A couple of years ago I would have put this next detective in first place. The Jackson Brodie series, by Kate Atkinson had me hooked straight away, but just like marmite it seems these books are either loved or hated. If you read detective novels because you like a clearly defined plot then these definitely aren’t for you! Brodie is an ex policeman turned private detective who has a chequered past. Divorced and rather a poor judge of women his attachment to his daughter is key to his softer side. I always get the feeling that he is a man who grew a conscience later in life and now feels compelled to act although he knows it will inevitably go wrong. The storyline mixes up seemingly random incidents and apparently unconnected crimes. Various characters, some skilfully drawn and some deliberately clichéd, are thrown into the mix. In the later books these other characters hold the stories together and sometimes it seems that Brodie is little more than a walk on part. Life is portrayed as messy, often bleak and sometimes brutal and occasionally the tone of a book veers too closely towards the malicious and depressing despite the touches of humour; but somehow I always admire Brodie’s moral compass – even when I don’t particularly like him!
The television adaptations avoided much of the darkness in the books and Jason Isaacs portrayed Brodie in a likeable way that I was quite comfortable with.
My all-time favourite literary detective turns out not to be British but Canadian.

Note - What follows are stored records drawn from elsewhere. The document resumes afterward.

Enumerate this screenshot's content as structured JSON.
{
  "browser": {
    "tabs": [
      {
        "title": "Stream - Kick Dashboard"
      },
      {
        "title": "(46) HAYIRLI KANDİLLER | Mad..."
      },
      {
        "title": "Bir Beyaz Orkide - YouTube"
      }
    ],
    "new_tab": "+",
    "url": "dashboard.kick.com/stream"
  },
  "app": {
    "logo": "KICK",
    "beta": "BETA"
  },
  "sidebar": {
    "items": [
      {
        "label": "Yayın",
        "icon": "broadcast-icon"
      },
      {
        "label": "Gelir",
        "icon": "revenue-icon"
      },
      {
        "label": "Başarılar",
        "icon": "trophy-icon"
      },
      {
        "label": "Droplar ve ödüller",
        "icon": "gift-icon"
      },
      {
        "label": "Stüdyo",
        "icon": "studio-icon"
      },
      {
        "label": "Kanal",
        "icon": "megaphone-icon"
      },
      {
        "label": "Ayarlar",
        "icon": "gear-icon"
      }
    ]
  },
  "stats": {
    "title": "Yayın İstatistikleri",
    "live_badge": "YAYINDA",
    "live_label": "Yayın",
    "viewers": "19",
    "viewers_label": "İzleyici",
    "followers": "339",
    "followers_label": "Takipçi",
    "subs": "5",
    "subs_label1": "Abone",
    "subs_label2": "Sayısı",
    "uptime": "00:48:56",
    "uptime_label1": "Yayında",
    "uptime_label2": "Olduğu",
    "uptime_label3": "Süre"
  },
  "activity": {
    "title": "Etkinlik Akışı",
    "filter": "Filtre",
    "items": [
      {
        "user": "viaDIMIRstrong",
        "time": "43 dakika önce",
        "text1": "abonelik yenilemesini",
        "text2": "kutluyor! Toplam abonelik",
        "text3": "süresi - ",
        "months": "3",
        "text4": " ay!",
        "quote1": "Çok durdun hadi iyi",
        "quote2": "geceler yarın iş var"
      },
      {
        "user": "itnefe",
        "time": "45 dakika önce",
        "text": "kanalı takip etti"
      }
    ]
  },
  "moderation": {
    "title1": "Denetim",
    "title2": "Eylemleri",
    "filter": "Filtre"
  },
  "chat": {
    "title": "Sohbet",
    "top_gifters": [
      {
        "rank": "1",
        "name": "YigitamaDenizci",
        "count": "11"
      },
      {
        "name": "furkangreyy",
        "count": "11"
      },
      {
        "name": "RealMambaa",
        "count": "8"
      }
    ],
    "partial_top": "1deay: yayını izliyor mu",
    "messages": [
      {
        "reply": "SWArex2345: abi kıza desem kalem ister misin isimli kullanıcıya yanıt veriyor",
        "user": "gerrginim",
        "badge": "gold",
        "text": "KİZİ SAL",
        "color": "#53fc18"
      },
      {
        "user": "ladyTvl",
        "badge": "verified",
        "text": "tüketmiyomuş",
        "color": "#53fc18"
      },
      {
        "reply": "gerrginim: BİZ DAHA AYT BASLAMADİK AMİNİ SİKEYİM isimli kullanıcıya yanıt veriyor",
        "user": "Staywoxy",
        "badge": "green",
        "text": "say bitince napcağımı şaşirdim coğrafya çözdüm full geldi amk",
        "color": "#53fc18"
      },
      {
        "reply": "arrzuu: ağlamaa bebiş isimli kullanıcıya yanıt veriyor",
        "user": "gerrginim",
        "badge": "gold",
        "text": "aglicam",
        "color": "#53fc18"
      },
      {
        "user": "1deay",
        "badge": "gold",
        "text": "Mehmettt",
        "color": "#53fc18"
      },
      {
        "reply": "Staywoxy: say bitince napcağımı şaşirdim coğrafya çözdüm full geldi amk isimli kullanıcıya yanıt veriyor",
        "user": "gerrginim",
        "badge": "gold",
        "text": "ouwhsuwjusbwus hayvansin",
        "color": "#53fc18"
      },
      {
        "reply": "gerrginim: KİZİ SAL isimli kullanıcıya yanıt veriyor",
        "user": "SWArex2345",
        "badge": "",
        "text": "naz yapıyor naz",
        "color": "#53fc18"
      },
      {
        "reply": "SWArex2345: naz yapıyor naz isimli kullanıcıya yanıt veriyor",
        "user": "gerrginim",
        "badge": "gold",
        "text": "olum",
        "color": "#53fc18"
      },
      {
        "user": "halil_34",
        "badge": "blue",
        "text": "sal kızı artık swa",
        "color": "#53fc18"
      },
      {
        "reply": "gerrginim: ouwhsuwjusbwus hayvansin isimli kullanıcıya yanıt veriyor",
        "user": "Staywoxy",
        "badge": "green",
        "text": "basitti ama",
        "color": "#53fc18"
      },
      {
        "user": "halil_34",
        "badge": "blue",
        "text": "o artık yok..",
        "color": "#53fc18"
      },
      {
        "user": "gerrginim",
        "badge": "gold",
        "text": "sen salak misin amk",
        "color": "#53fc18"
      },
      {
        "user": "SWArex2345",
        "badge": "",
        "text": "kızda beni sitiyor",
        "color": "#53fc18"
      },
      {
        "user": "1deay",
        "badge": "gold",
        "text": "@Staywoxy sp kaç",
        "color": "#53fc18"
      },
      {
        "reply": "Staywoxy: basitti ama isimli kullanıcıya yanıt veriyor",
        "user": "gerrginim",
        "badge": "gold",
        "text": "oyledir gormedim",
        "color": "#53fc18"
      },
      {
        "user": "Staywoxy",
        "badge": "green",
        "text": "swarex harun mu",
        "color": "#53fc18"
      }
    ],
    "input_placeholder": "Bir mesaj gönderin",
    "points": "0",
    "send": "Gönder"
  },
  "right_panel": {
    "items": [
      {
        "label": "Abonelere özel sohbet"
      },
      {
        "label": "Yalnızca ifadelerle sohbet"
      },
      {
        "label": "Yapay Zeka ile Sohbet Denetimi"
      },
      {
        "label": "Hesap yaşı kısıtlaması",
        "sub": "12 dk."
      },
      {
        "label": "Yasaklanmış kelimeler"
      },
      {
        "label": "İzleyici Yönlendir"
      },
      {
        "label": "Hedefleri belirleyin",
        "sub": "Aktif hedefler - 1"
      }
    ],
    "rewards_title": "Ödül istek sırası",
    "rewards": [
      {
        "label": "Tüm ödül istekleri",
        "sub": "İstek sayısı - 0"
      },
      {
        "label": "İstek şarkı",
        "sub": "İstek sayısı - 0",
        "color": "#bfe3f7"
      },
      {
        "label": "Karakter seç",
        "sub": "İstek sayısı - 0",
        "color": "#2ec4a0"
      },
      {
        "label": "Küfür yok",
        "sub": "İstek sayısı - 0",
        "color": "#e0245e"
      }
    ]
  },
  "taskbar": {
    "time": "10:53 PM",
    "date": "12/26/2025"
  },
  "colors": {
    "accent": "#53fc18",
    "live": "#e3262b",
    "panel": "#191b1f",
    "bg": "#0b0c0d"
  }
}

Two years ago I picked up a second hand copy of ‘Bury your Dead’ by Canadian writer Louise Penny. I hadn’t read any of her previous works and was unaware that there were several earlier instalments in this remarkable series. Her writing is fluent and evocative and captures the beauty of Quebec, the piercing cold of the Canadian winters and the timelessness of the old village of Three Pines in haunting detail. Before I had finished that one book I was hunting down the rest of the series.
Our hero is Chief Inspector Armande Gamache of the Sûreté du Québec. Wise, worldly and honest, he longs for a simple life, but it isn’t the homicides he has to investigate that prevent him from enjoying one, it is the Sûreté. Gamache’s loyal team are as important to the stories as he is and they reveal more of their characters, their strengths and their failings with each case they investigate, and their personalities are gradually rounded out by their reactions to the forces that threaten them. Gamache comes across as a deep thinker who says little but feels much and who has incredible compassion for the eccentrics, the forgotten and the damaged, he most definitely doesn’t judge a book by its cover. My image of Gamache, his team and the village of Three Pines is so detailed that I could not bear to have it ruined and I have avoided all links to the film that has been made of the first novel.
Penny has written 11 books in the series, each one focusing on a different murder or disappearance. The books have a strong timeline and woven subtly through the series are references to a subplot that gradually takes shape and which ultimately explodes seriously damaging the Sûreté, Gamache and his team. I would rate each novel in the series as a minimum 4 bite and several as the full 5 bite.